Seven Sins is a poster series that illustrate seven deadly sins: lust, gluttony, greed, wrath, pride, envy and sloth. Series was created as part of Seven Deadly Sins Contest and was exhibited with works by other authors at Platano Rock Festival in Las Palmas.
Alexey Malina is a graphic designer and digital artist living in Moscow, Russia.
images via morfae
The Lollipop Shoppe is a modern furniture and accessories retailer. Founded in 2007, they are the new kids on the block. But with a successful premises in Brighton, a new one about to open in London and the start of their own product line on the cards, the Shoppe promises to be more than just another furniture store.
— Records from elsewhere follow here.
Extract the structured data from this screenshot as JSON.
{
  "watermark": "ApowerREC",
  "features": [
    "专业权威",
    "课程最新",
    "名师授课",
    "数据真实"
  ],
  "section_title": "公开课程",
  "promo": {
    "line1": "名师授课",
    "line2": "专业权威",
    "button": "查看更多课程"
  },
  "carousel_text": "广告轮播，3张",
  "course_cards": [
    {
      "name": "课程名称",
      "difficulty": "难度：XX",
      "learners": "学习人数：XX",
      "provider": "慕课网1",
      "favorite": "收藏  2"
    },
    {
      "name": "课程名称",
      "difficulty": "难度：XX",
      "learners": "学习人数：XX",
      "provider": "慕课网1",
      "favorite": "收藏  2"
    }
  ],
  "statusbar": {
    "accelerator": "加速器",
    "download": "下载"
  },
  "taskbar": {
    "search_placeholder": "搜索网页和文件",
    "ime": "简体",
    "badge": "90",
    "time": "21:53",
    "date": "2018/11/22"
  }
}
Our challenge was to create something that reflects the heritage of their large line of classic products from manufacturers like Vitra, that fits in with the contemporary brands like Established & Sons and that conveyed the straightforward nature with which The Lollipop Shoppe conducts its business.
On top of that, what was also important is that they trade in real objects, so we wanted to create an identity that didn’t have to only exist in two dimensions, an identity with the potential for three dimensions seemed far more fitting. We created a bespoke stencil typeface (part inspired by the 20th century modular stencils created by Josef Albers and Le Corbusier, but with a contemporary elegance). This allows the identity to be physical – it can be cut, it can be built, it can be stamped.
It seems, throughout my professional career, that the value of design and idea generation can be outweighed by the desire to make or save a few dollars.
It is my belief, and experience that in the world of design and architecture, the often costly process of design, creativity and idea generation can ultimately benefit a company proving to strengthen its corporate image, identity and ultimately financial wealth.
I have worked in a number of companies each with their own design and business philosophies, however it is evident that the company that valued the creative process of a designer, was ultimately the most successful. Taking the time to develop new ideas, philosophies and personal style not only enriched the projects but made for better designers, a happier workplace and company reputation as being innovative, creative and a leader in interior design.
I feel that if a company is not willing to recognize the creative needs of its staff, they must be prepared to produce work that is rehashed, dated and display of cheap mass produced ‘crap’. Harsh you say? Yes indeed. I do realize that a business is as money making venture, but that it still needs to recognize their duties as a profession, not only to society but to the practice of design and architecture.